Exercise material below:

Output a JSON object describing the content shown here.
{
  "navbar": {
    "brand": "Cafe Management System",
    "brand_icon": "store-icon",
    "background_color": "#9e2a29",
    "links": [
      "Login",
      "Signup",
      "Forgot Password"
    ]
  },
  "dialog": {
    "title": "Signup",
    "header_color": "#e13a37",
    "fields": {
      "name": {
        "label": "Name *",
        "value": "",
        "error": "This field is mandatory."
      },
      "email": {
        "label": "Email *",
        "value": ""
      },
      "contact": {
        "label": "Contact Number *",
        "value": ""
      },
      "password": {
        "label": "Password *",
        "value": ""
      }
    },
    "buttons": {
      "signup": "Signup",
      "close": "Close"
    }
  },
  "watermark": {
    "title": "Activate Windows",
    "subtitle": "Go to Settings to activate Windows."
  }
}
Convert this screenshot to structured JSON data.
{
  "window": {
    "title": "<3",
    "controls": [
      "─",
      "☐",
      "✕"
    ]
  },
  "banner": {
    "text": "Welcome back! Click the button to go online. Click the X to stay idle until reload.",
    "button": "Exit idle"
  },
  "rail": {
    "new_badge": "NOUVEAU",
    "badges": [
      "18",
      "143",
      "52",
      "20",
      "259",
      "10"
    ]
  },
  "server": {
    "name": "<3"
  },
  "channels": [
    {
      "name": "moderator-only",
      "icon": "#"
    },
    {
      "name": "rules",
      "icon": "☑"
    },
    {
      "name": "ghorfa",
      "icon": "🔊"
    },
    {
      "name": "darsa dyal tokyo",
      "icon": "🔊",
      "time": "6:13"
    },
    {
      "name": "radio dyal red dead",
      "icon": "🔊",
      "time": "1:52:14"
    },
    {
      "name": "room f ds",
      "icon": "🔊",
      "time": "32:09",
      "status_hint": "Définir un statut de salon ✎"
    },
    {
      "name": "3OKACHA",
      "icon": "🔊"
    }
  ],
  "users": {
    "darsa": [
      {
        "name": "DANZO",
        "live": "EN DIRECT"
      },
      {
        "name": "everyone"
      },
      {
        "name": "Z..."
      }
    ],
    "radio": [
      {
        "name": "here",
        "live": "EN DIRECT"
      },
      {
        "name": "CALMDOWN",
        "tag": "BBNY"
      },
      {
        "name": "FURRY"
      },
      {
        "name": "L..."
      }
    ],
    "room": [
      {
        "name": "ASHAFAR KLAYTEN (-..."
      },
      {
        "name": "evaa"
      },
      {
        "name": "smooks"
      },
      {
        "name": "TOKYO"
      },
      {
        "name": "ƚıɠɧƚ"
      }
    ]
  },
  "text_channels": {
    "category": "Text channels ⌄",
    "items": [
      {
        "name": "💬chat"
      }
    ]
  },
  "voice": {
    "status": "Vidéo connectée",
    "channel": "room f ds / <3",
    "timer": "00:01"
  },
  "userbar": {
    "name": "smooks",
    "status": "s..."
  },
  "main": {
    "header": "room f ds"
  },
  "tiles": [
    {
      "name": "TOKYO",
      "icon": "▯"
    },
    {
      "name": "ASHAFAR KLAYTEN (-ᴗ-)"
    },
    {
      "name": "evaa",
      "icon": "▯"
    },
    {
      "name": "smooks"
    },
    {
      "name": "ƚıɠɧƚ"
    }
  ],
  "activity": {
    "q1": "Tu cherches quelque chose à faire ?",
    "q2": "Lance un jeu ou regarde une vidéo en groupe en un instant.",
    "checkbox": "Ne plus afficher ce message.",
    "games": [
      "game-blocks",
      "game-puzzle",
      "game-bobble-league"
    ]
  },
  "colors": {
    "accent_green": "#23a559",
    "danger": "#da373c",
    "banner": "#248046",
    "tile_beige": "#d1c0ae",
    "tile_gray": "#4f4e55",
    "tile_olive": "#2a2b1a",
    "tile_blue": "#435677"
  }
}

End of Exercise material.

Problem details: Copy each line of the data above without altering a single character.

Reply to the exercise:
Output a JSON object describing the content shown here.
{
  "navbar": {
    "brand": "Cafe Management System",
    "brand_icon": "store-icon",
    "background_color": "#9e2a29",
    "links": [
      "Login",
      "Signup",
      "Forgot Password"
    ]
  },
  "dialog": {
    "title": "Signup",
    "header_color": "#e13a37",
    "fields": {
      "name": {
        "label": "Name *",
        "value": "",
        "error": "This field is mandatory."
      },
      "email": {
        "label": "Email *",
        "value": ""
      },
      "contact": {
        "label": "Contact Number *",
        "value": ""
      },
      "password": {
        "label": "Password *",
        "value": ""
      }
    },
    "buttons": {
      "signup": "Signup",
      "close": "Close"
    }
  },
  "watermark": {
    "title": "Activate Windows",
    "subtitle": "Go to Settings to activate Windows."
  }
}
Convert this screenshot to structured JSON data.
{
  "window": {
    "title": "<3",
    "controls": [
      "─",
      "☐",
      "✕"
    ]
  },
  "banner": {
    "text": "Welcome back! Click the button to go online. Click the X to stay idle until reload.",
    "button": "Exit idle"
  },
  "rail": {
    "new_badge": "NOUVEAU",
    "badges": [
      "18",
      "143",
      "52",
      "20",
      "259",
      "10"
    ]
  },
  "server": {
    "name": "<3"
  },
  "channels": [
    {
      "name": "moderator-only",
      "icon": "#"
    },
    {
      "name": "rules",
      "icon": "☑"
    },
    {
      "name": "ghorfa",
      "icon": "🔊"
    },
    {
      "name": "darsa dyal tokyo",
      "icon": "🔊",
      "time": "6:13"
    },
    {
      "name": "radio dyal red dead",
      "icon": "🔊",
      "time": "1:52:14"
    },
    {
      "name": "room f ds",
      "icon": "🔊",
      "time": "32:09",
      "status_hint": "Définir un statut de salon ✎"
    },
    {
      "name": "3OKACHA",
      "icon": "🔊"
    }
  ],
  "users": {
    "darsa": [
      {
        "name": "DANZO",
        "live": "EN DIRECT"
      },
      {
        "name": "everyone"
      },
      {
        "name": "Z..."
      }
    ],
    "radio": [
      {
        "name": "here",
        "live": "EN DIRECT"
      },
      {
        "name": "CALMDOWN",
        "tag": "BBNY"
      },
      {
        "name": "FURRY"
      },
      {
        "name": "L..."
      }
    ],
    "room": [
      {
        "name": "ASHAFAR KLAYTEN (-..."
      },
      {
        "name": "evaa"
      },
      {
        "name": "smooks"
      },
      {
        "name": "TOKYO"
      },
      {
        "name": "ƚıɠɧƚ"
      }
    ]
  },
  "text_channels": {
    "category": "Text channels ⌄",
    "items": [
      {
        "name": "💬chat"
      }
    ]
  },
  "voice": {
    "status": "Vidéo connectée",
    "channel": "room f ds / <3",
    "timer": "00:01"
  },
  "userbar": {
    "name": "smooks",
    "status": "s..."
  },
  "main": {
    "header": "room f ds"
  },
  "tiles": [
    {
      "name": "TOKYO",
      "icon": "▯"
    },
    {
      "name": "ASHAFAR KLAYTEN (-ᴗ-)"
    },
    {
      "name": "evaa",
      "icon": "▯"
    },
    {
      "name": "smooks"
    },
    {
      "name": "ƚıɠɧƚ"
    }
  ],
  "activity": {
    "q1": "Tu cherches quelque chose à faire ?",
    "q2": "Lance un jeu ou regarde une vidéo en groupe en un instant.",
    "checkbox": "Ne plus afficher ce message.",
    "games": [
      "game-blocks",
      "game-puzzle",
      "game-bobble-league"
    ]
  },
  "colors": {
    "accent_green": "#23a559",
    "danger": "#da373c",
    "banner": "#248046",
    "tile_beige": "#d1c0ae",
    "tile_gray": "#4f4e55",
    "tile_olive": "#2a2b1a",
    "tile_blue": "#435677"
  }
}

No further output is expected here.